Former volunteer Doris Makely did all that was asked of her—and more
Back in the Auction’s early days, there was no sign-up sheet for volunteers; they did what was needed in any given moment, according to longtime supporter Ed Darling. He says the late Doris Makely specialized at doing that—and more—without ever being asked.
“Whether it was getting food, keeping the room tidy, greeting visitors, making phone calls for more items—whatever needed doing,” Ed says. “Whether you asked for her help, or she overheard that you needed help, she did it. That’s the kind of person she was.”
A bundle of energy, Doris also had an ability to sense when other volunteers were frustrated or running low on energy. “She’d give them a hug and tell them a joke and snap them back into it,” Ed recalls.
Before she passed away in 2012, Doris was a tireless Auction volunteer for roughly a quarter of a century. An employee of Lakes Region General Hospital in her later years, Doris was also a city councilor in the early 1990s, and she was active in the Democratic Party, hosting Jimmy and Rosalyn Carter and Gary and Lee Hart at her home during their campaign bids.

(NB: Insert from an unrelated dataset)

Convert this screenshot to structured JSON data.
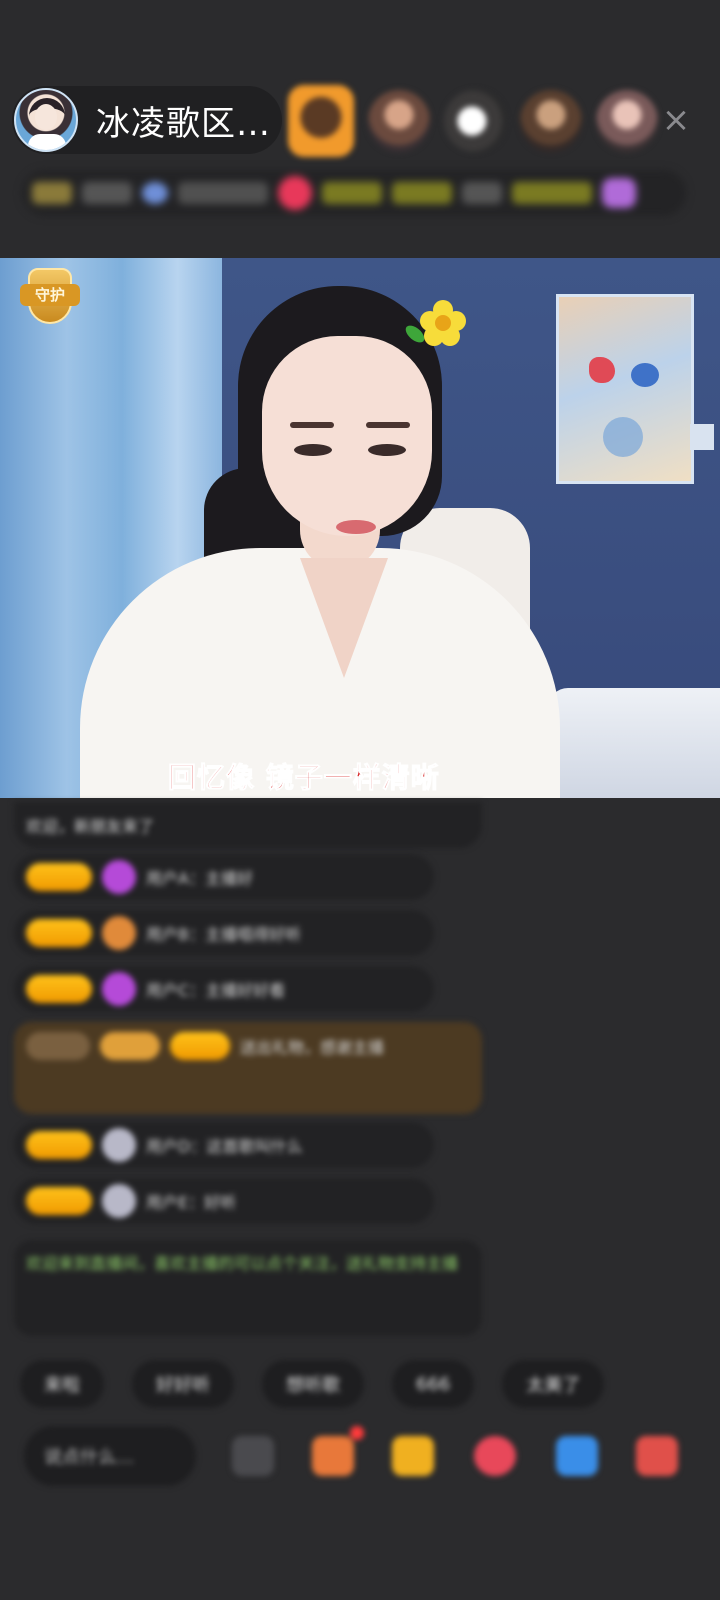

She got involved with the Auction in its fourth year because she was an activist for children. “She knew a lot of people in the community, and she also knew a lot of the people in need, so she was able to help us if somebody made a contribution,” Ed says. “She knew who could benefit from it. She was an important source of information.”
In 2012 and 2013, the Doris Makely Sharing Smiles Scholarship was presented to a high school graduate in the Lakes Region. In honor of the infectious smile Doris was known for, and her do-anything attitude, the scholarship was given to a young person who exudes exemplary giving of time, energy and charisma to the fine art of volunteering.
Paul Daisy met Doris the first year he volunteered for the Auction, in its early days. Doris was his contact on the Auction floor. “She was in charge of the input area, and when I went and talked to her, she said ‘Hey, can you do this?’” Paul remembers. That’s how he began collecting Auction items from donors at the event and carrying them to the station where the data on the gift was imported and organized.
“Over the years, I stayed in that same area, which Doris was responsible for, and I had lots of experiences with her,” Paul adds, noting that in that area, volunteers filled out forms on each object’s description, and when an item was purchased, they’d call the high-bidder and make pick-up arrangements.
Doris also helped with new volunteers. “She was supportive, laughed off mistakes—an all-around good person,” Paul says. “I can’t say enough about her personality and how it contributed to the upbeat feel of the auction.
Paul and his wife, Gwen, became friendly with Doris over the years, and they had occasion to interact off the Auction floor. Paul remembers that even in trying situations, such as when Doris and Gwen were both battling cancer, Doris could employ her sense of humor to diffuse a situation.
“That sense of humor in the face of difficulty was classic Doris. She was very upbeat,” Paul says.
During the lunch break at the Auction, volunteers tended to leave to get something to eat. Because some volunteers were needed to assist bidders who were picking up their items on their own lunch breaks, Doris always stayed put.
“She was always there,” Paul says. “She was a good, good, good person. A happy person.”